HARRISONBURG—In his weekly “Strategic Interests” column for the World Defense Review, Dr. J. Peter Pham, Director of the Nelson Institute for International and Public Affairs at James Madison University, examines last week’s military intervention by African Union (AU) forces to restore the authority of the central government of the Comoro Islands over the breakaway island of Nzwani (more commonly known by its former name, Anjouan).

While noting that the operation by Comorian government forces supported by AU personnel from Tanzania, Senegal, and Sudan “was undoubtedly an operational success” which “rescues the regional organization’s standing from total ignominy” in the wake of the failures of its military missions in Somalia and Sudan, Dr. Pham argues that it “also raises some significant questions”:

First, the very fact that the only operational success the AU’s leaders can point to is overrunning a tiny island whose economy is dependant upon the production of aromatic ylang-ylang oil…underscores the weakness of the organization as such. Second, having intervened, will the AU have the wherewithal to sustain even a limited role on Anjouan?... Third, one cannot help but…wonder…if the intervention was another example of African rulers’ canonization of the status quo while refusing to address the fundamental question of the legitimacy of the their system of territorial states itself… Finally, while it has to be acknowledged that Ahmed Abdallah Mohamed Sambi’s 2006 election to the union presidency was entirely constitutional and democratic procedurally, his rule has raised concerns even among his supporters about the direction he is taking the Comoros.

The article thus concludes: “Given all this, it may be a little premature to celebrate what is likely to be only a temporary respite in the ongoing state failure and downward spiral of the Comoros.”
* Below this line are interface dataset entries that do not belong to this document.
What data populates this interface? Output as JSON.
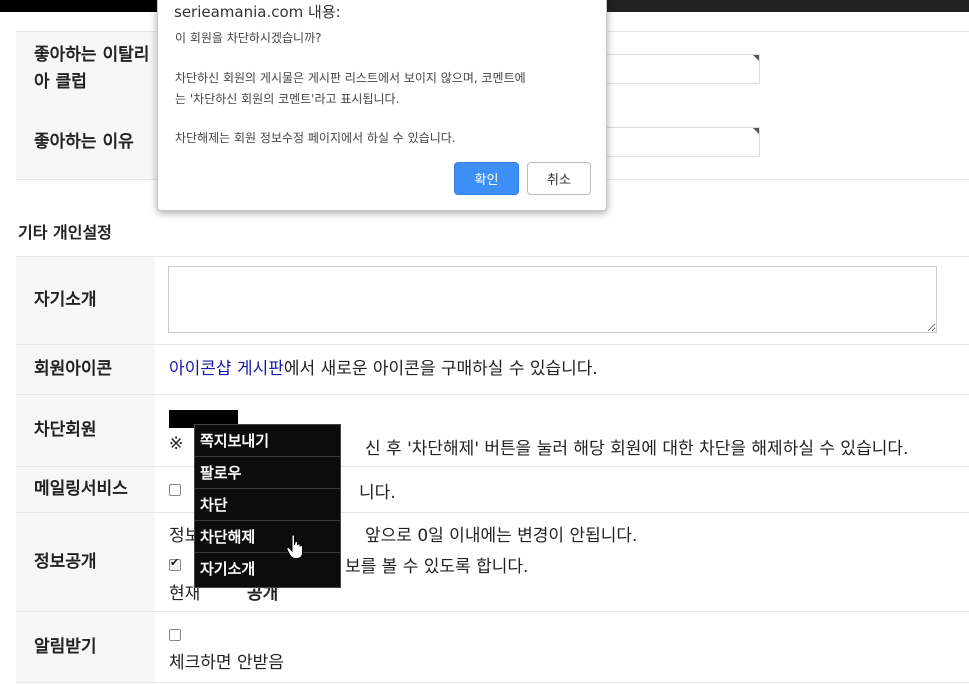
{
  "dialog": {
    "title": "serieamania.com 내용:",
    "line1": "이 회원을 차단하시겠습니까?",
    "line2": "차단하신 회원의 게시물은 게시판 리스트에서 보이지 않으며, 코멘트에",
    "line3": "는 '차단하신 회원의 코멘트'라고 표시됩니다.",
    "line4": "차단해제는 회원 정보수정 페이지에서 하실 수 있습니다.",
    "ok_label": "확인",
    "cancel_label": "취소"
  },
  "form": {
    "fav_club_label": "좋아하는 이탈리아 클럽",
    "fav_reason_label": "좋아하는 이유",
    "section_title": "기타 개인설정",
    "intro_label": "자기소개",
    "icon_label": "회원아이콘",
    "icon_link": "아이콘샵 게시판",
    "icon_text": "에서 새로운 아이콘을 구매하실 수 있습니다.",
    "block_label": "차단회원",
    "block_note_prefix": "※",
    "block_note": "신 후 '차단해제' 버튼을 눌러 해당 회원에 대한 차단을 해제하실 수 있습니다.",
    "mail_label": "메일링서비스",
    "mail_text": "니다.",
    "info_label": "정보공개",
    "info_line1_a": "정보",
    "info_line1_b": "앞으로 0일 이내에는 변경이 안됩니다.",
    "info_line2": "보를 볼 수 있도록 합니다.",
    "info_line3_a": "현재",
    "info_line3_b": "공개",
    "notify_label": "알림받기",
    "notify_text": "체크하면 안받음"
  },
  "context_menu": {
    "items": [
      "쪽지보내기",
      "팔로우",
      "차단",
      "차단해제",
      "자기소개"
    ]
  }
}
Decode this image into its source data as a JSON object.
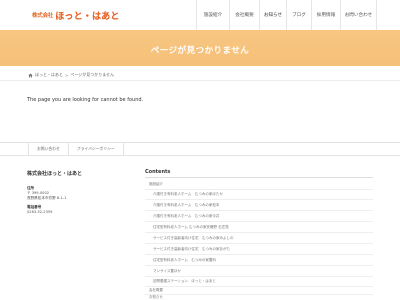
{
  "header": {
    "logo_prefix": "株式会社",
    "logo_main": "ほっと・はあと",
    "nav": [
      {
        "label": "施設紹介"
      },
      {
        "label": "会社概要"
      },
      {
        "label": "お知らせ"
      },
      {
        "label": "ブログ"
      },
      {
        "label": "採用情報"
      },
      {
        "label": "お問い合わせ"
      }
    ]
  },
  "banner": {
    "title": "ページが見つかりません"
  },
  "breadcrumb": {
    "home": "ほっと・はあと",
    "separator": ">",
    "current": "ページが見つかりません"
  },
  "main": {
    "message": "The page you are looking for cannot be found."
  },
  "footer_nav": [
    {
      "label": "お問い合わせ"
    },
    {
      "label": "プライバシーポリシー"
    }
  ],
  "company": {
    "name": "株式会社ほっと・はあと",
    "address_label": "住所",
    "postal": "〒 399-0002",
    "address": "長野県松本市芳野 8-1-1",
    "tel_label": "電話番号",
    "tel": "0263-52-2359"
  },
  "contents": {
    "title": "Contents",
    "items": [
      {
        "label": "施設紹介",
        "level": 0
      },
      {
        "label": "介護付き有料老人ホーム　むつみの家ほたか",
        "level": 1
      },
      {
        "label": "介護付き有料老人ホーム　むつみの家松本",
        "level": 1
      },
      {
        "label": "介護付き有料老人ホーム　むつみの家今井",
        "level": 1
      },
      {
        "label": "住宅型有料老人ホーム むつみの家安曇野 石芝苑",
        "level": 1
      },
      {
        "label": "サービス付き高齢者向け住宅　むつみの家みよしの",
        "level": 1
      },
      {
        "label": "サービス付き高齢者向け住宅　むつみの家あがた",
        "level": 1
      },
      {
        "label": "住宅型有料老人ホーム　むつみの家豊科",
        "level": 1
      },
      {
        "label": "マンサイス豊ほか",
        "level": 1
      },
      {
        "label": "訪問看護ステーション　ほっと・はあと",
        "level": 1
      },
      {
        "label": "会社概要",
        "level": 0
      },
      {
        "label": "お知らせ",
        "level": 0
      }
    ]
  },
  "colors": {
    "accent": "#e8652a",
    "banner": "#f6c37d"
  }
}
To read the full text of the article, “Troubled Paradise: The Mixed Success of the African Union’s Intervention in the Comoros,” click here.